Fundraising for pastors

Fundraising Advice for Pastors: 3 Tips from Professional Fundraisers

Canaan Group & Associates helps churches, organizations, and schools improve their fundraising efforts. Troy Duble and Jason Coffey, Canaan Group’s leaders, are ruling elders in their respective churches and have over 30 combined years of fundraising experience. Troy and Jason have a passion for sharing generosity as an attribute of God and have learned how to navigate and discuss the often tricky issue of asking for money. Here is their advice for pastors:

#1: Be Honest

Almost everyone feels awkward discussing money. Amazingly, it is often easier to talk to a friend or congregation member about addiction problems than it is to talk to each other about how we use God’s money. The best way to get around this barrier is to practice speaking plainly and honestly about money yourself. Once you realize that money is just money, it becomes easier to normalize sincere and transparent conversations about the issue. For pastors, preaching openly about giving and money is an effective way of normalizing those kinds of conversations. The Bible talks about the subject over 2,000 times. Why isn’t the topic preached about more?

There are three keys to remember when discussing money with another person. First, remember that this is a conversation, and conversations are best held in one-on-one settings. Small groups can be somewhat effective, but large group gatherings have proven to be mostly ineffective when it comes to these kinds of conversations. Second, ask for permission to ask questions about money, then give them the ability to pass on any question. Third, remember that this is a discipleship issue, not a resource issue. Do not discuss how much money they have saved up or how they spend or donate their money. Rather, focus on their journey with the Lord in whole-life generosity.

#2: Encourage Relationships

Conversations about money must be normalized for both God’s glory and the donors benefit. In order to do that, you have to be in a real relationship. Conversations about money require a relationship. Pastors should talk about money with their church member not because they want something from them, but because they want something for them. These kinds of discussions are not just about money. It’s a spiritual issue to ask God’s people to give God’s money to God’s work. Or put another way, it is teaching church members to ask the Lord how to manage the resources entrusted to them and being willing to obey the answer.

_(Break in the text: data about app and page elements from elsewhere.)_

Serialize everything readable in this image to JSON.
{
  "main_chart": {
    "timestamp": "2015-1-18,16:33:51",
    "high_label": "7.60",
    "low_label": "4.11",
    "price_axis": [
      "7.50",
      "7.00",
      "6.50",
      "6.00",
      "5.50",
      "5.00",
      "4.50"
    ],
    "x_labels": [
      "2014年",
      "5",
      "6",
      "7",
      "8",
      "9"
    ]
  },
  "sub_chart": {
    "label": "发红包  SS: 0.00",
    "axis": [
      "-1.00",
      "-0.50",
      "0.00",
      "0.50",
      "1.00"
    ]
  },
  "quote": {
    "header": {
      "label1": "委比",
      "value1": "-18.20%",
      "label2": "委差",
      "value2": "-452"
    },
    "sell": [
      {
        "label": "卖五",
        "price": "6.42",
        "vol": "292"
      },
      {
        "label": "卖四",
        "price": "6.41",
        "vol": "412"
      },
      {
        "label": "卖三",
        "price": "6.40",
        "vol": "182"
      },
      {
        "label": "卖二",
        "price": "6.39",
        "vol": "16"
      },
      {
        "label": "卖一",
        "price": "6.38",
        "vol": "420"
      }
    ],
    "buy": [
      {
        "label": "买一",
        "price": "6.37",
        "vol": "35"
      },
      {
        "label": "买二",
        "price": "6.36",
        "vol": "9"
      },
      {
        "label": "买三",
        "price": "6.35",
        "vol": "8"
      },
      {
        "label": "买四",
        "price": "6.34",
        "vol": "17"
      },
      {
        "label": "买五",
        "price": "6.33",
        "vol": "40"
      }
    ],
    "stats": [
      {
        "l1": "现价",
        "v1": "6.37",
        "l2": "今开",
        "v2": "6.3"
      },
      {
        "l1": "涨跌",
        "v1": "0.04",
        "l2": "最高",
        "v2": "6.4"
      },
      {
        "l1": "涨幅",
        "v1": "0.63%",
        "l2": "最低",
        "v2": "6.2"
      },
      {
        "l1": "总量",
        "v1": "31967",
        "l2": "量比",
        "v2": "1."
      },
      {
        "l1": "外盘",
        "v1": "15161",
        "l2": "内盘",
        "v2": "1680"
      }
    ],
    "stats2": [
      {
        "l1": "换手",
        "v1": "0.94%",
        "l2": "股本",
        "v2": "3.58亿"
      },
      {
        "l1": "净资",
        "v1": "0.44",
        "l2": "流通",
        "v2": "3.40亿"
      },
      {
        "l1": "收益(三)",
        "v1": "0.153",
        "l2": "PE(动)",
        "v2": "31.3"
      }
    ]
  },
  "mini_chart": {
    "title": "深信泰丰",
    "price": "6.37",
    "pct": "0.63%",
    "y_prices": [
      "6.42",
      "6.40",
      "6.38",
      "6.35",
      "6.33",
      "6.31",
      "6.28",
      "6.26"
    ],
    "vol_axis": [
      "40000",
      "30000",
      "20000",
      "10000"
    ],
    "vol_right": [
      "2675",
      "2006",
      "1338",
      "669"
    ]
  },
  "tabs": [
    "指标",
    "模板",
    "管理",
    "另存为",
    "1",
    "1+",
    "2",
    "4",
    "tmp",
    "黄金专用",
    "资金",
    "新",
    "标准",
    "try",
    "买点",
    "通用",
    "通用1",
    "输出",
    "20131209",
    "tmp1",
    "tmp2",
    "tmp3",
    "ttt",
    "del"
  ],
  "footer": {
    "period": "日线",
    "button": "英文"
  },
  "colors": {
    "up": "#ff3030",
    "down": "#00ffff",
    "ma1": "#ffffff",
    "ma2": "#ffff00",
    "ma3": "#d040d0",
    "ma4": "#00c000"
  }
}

The goal is not just about finishing a project or meeting the budget. More importantly, it’s about having your entire congregation build rich relationships with each other and with God. You should encourage them in their journey by asking them to prayerfully consider how God would have them participate in different opportunities.

#3: Be Confident

Be willing to mess up. If you want to know something about one of your church members, be willing to risk the relationship to ask a hard question, but only at the appropriate time and only after gaining permission. Their response will tell you everything, and you might just learn something in the process. Discipleship is a journey and generosity is an important part of the journey. Everyone takes it one step at a time, and no one will complete the journey on this side of heaven. However, learning to be generous as God is generous is part of spiritual maturity and growth. You can enter into the conversation with a proper theology of money in mind and strong accountability with trusted friends.

One final key to remember – you don’t want something just from your church, you want something for them. You are inviting your congregation to lock arms together and accomplish a common mission. With a proper perspective, pastors don’t ask church members to give to them. Instead, they invite their members to enthusiastically invest in the mission God has called them to collectively fulfill. One prayer if you dare – “God please let me live with my palms up and my hands open.  Don’t let me hold onto anything I shouldn’t, but allow me to be a conduit for your gospel work.”

The PCA Foundation facilitates generosity to advance God’s kingdom. Learn how tools like our donor-advised fund enable Christians to support their local church and favorite Christian ministries.